Talking about the Arctic with NOAA Administrator Lubchenco

December 6, 2012

Photo of shallow melt ponds on sea ice pack

Shallow melt ponds on the surface of the consolidated sea ice pack in the Chukchi Sea in July 2011.’s Brian Kahn interviews NOAA Administrator Jane Lubchenco about connections between Arctic climate change and the rest of the world.

Photo of Dr. Jane Lubchenco

Dr. Jane Lubchenco, Under Secretary of Commerce for Oceans and Atmosphere and Administrator of the National Oceanic and Atmospheric Administration.

Why should people who don’t live in and will likely never visit the Arctic care about the dramatic melt this year, or the other climate shifts in the region?
What happens in the Arctic doesn’t stay in Arctic. What happens there often affects people around the world. Melting ice and glaciers in Greenland can contribute quite significantly to sea level rise, which affects people in coastal areas around the world.

The changing interactions between the ocean and the atmosphere can affect weather patterns in the United States and in Europe. The biological changes in the Arctic also matter to people living outside the region. For example, changes in Arctic ecosystems can, in turn, affect migration patterns of birds that go from the Arctic to places at much lower latitudes. This shows that the Arctic is not just a remote place that few will ever have the opportunity to visit. It affects us in tangible ways that matter.

Apart from that, for many people, the Arctic represents a place that is remote, strange and very special. With species from polar bears, to ice seals, to ice fish, to microscopic plants, it’s a very, very special place. Just knowing that the ecosystems are changing means a lot to people. In short, changes in the Arctic affect people directly, physically and emotionally.

This year’s record low Arctic sea ice extent could be classified as an extreme event, though not on the economic order of Sandy, for example. How do you ensure this contributes to the climate discussion that Sandy and other recent extreme events have sparked?
We are witnessing more extreme weather and climate-related events. Even as we seek to understand exactly what the causes and consequences are, knowing that they’re happening is important because it tells us we need to expect surprises, and that there are further changes we need to anticipate.

Changes that are underway in the Arctic affect weather patterns elsewhere. We just don’t quite know how to connect the dots just yet. Paying attention to the Arctic Report Card is important intellectually but also in helping us think about some of the changes we should be preparing for, just like Sandy and the 2012 drought.

What are areas of active research in the Arctic? How will they help further our understanding of the region and what’s happening to it?
There are a wealth of research activities underway in the Arctic. Scientists track the changes and understand them so we can better anticipate them in the future. They range from simple things like forecasting ice, which is a lot harder than you’d think, to changes in physical systems and how they’ll affect biological and ecological parts of the system. For example, one line of inquiry is how the shift in sea ice affects microscopic plants in the ocean and, in turn, the marine mammals and birds that rely on them.

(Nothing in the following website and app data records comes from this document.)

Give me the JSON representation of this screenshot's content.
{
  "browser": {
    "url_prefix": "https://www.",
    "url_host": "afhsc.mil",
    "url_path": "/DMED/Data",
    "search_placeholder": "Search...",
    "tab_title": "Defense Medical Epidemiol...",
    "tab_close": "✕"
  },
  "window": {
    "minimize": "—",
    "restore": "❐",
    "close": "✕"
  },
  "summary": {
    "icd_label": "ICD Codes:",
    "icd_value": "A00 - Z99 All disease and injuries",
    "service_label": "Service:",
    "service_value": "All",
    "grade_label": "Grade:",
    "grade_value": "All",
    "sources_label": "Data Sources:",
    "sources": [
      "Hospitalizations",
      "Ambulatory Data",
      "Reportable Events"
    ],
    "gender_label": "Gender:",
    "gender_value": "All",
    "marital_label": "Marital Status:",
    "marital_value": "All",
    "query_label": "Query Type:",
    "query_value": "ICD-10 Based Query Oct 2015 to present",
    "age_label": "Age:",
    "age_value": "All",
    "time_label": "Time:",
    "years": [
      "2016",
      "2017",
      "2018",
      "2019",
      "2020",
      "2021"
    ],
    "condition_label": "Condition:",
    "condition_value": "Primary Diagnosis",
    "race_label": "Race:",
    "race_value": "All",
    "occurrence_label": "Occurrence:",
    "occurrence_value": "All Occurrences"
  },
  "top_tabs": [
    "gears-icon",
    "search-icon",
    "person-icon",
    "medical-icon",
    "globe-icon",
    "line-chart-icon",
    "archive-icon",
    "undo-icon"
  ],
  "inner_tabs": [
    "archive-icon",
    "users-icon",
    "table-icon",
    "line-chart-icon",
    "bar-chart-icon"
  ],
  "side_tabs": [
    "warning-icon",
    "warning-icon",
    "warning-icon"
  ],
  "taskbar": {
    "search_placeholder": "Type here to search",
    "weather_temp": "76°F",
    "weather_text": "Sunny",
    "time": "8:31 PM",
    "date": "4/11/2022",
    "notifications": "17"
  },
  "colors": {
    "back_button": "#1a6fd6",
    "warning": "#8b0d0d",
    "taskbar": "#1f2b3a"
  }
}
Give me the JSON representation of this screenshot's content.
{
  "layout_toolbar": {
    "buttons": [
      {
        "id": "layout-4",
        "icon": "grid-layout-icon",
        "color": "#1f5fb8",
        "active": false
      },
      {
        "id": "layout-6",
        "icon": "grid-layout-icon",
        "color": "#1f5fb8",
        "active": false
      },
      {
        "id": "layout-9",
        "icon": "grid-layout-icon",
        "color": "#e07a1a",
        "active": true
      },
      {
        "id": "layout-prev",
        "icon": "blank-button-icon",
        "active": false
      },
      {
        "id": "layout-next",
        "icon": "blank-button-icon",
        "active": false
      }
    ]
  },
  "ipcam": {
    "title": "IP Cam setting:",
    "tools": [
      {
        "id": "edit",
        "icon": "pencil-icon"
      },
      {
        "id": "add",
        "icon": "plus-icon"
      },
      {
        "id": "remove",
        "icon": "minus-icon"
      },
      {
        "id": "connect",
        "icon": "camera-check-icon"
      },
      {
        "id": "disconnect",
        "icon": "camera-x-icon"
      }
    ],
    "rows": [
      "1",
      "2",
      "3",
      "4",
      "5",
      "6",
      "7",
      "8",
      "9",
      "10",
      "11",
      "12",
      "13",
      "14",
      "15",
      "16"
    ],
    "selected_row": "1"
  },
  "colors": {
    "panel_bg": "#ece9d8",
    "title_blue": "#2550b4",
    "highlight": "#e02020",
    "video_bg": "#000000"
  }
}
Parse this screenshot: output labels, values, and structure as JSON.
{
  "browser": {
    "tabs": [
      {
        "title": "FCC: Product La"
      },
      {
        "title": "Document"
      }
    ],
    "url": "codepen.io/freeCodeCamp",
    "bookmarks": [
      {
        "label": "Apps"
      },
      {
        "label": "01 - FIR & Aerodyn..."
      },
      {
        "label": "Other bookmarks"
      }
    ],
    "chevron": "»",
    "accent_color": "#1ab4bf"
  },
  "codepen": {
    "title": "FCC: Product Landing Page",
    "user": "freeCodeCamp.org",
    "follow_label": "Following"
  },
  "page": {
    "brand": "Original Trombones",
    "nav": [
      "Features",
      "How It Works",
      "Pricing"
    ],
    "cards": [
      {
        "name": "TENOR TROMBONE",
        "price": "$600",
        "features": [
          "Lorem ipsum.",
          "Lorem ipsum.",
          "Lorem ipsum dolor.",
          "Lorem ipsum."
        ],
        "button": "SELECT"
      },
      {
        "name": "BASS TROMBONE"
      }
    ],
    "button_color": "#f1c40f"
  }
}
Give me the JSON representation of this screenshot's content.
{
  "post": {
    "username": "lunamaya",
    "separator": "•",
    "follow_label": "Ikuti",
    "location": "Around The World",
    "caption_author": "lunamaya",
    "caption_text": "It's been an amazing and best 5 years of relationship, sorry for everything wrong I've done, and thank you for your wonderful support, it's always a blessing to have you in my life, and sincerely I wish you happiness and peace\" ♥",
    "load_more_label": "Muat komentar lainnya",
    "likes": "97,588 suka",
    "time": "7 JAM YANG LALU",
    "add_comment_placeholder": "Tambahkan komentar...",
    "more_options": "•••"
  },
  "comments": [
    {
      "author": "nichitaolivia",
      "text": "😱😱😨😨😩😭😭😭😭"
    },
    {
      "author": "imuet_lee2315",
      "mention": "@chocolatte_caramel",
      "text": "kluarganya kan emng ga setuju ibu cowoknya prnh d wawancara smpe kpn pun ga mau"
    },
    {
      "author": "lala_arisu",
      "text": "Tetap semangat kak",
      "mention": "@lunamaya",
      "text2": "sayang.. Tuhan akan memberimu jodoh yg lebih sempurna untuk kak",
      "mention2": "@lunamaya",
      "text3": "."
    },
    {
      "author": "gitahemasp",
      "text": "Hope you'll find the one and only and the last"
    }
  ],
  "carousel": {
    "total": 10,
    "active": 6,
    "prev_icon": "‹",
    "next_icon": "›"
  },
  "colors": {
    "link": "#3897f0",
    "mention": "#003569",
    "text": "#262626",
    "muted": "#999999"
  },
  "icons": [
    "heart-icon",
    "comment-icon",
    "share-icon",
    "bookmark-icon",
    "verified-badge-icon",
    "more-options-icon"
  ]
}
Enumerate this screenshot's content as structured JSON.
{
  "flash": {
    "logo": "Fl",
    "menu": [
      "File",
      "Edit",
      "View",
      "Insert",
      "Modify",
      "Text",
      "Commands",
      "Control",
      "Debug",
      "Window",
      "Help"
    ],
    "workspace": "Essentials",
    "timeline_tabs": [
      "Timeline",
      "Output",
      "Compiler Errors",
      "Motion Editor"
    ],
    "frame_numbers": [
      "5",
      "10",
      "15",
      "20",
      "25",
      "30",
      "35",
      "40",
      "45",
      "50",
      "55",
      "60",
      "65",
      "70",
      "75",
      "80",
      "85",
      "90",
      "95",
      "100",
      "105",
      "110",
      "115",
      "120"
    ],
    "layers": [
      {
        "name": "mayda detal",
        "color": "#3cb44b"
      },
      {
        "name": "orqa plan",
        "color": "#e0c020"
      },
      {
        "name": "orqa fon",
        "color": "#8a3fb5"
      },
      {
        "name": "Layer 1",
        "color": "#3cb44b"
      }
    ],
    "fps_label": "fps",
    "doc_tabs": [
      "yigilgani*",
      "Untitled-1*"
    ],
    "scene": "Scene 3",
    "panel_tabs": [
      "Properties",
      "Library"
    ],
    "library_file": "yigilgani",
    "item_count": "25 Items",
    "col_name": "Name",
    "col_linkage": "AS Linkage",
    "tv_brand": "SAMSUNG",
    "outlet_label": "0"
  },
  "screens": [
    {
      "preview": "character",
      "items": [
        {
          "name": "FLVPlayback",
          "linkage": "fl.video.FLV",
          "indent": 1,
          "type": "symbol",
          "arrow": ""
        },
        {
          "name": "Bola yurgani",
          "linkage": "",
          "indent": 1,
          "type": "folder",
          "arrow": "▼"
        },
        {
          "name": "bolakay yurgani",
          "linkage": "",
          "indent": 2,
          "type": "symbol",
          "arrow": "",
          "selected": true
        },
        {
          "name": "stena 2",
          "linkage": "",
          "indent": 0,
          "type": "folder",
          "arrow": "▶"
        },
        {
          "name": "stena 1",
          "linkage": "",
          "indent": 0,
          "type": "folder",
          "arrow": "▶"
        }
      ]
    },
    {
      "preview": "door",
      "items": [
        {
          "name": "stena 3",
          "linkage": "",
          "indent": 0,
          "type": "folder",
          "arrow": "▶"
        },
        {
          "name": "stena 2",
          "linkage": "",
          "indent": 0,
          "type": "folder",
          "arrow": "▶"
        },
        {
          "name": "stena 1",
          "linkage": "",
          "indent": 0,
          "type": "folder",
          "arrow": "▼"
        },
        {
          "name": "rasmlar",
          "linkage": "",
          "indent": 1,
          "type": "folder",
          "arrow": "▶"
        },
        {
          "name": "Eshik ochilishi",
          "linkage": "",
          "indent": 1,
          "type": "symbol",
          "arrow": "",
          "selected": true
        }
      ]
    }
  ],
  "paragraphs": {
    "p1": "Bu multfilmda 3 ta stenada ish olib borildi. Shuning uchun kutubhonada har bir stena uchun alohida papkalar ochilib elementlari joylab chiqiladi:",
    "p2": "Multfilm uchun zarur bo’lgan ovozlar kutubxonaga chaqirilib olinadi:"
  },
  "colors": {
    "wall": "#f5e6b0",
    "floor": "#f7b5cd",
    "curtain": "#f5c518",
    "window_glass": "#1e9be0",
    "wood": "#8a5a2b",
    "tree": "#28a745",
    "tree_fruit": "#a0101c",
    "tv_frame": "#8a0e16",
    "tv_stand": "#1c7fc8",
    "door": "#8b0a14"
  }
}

In the whole climate system, one of the major areas of research is what the changes will be in terms of how much sunlight is reflected away from the Earth and what the consequences of that are. Since snow is white and mostly reflects sunlight while ocean water is dark and absorbs it, changes in the amount of snow and ice in the Arctic are incredibly important to understand because they affect the energy budget for the globe.

What’s one thing most people don’t know about Arctic research but would be surprised or intrigued to learn about?
Many people assume we have the same ability to forecast weather and abrupt changes in weather systems in the Arctic region [as we do in other regions]. However, we simply don’t have the same scope of observations systems or track record to understand what combinations of factors can cause changes in weather in the Arctic like we do in the Lower 48.

There are also changes that are surprising people who live in the Arctic itself. For example, I visited Barrow, Alaska, a few years ago. When I arrived, there were a number of kids and city officials watching the surf crashing on the shoreline. Having seen surf crash along the California coast, I thought, “What’s the big deal?”

They said they’ve never seen this before; there used to be sea ice that would dampen the waves from storms. With no sea ice, there was now a long fetch of open water. This meant waves could build up and result in very significant surf right up the shore, which is now a big cause of coastal erosion.

How can the Arctic Report Card help inform policymakers and the public?
A key role of science is to inform our understanding of what’s happening to the world around us and what the consequences of different choices we make might be. The reason there’s a big push for research in the Arctic is it’s changing so rapidly and it has such huge consequences for the rest of world; yet we don’t understand a lot of it. Getting a better handle on Arctic science and the ways it’s changing has an immediate benefit by informing decision-making.

I believe Arctic science should be accessible, relevant, and understandable to citizens as well as policymakers since the Arctic is such a special place; and it’s important for scientists to help share that information in ways that are just that.

2012 Arctic Report Card
Visual Highlights of the 2012 Arctic Report Card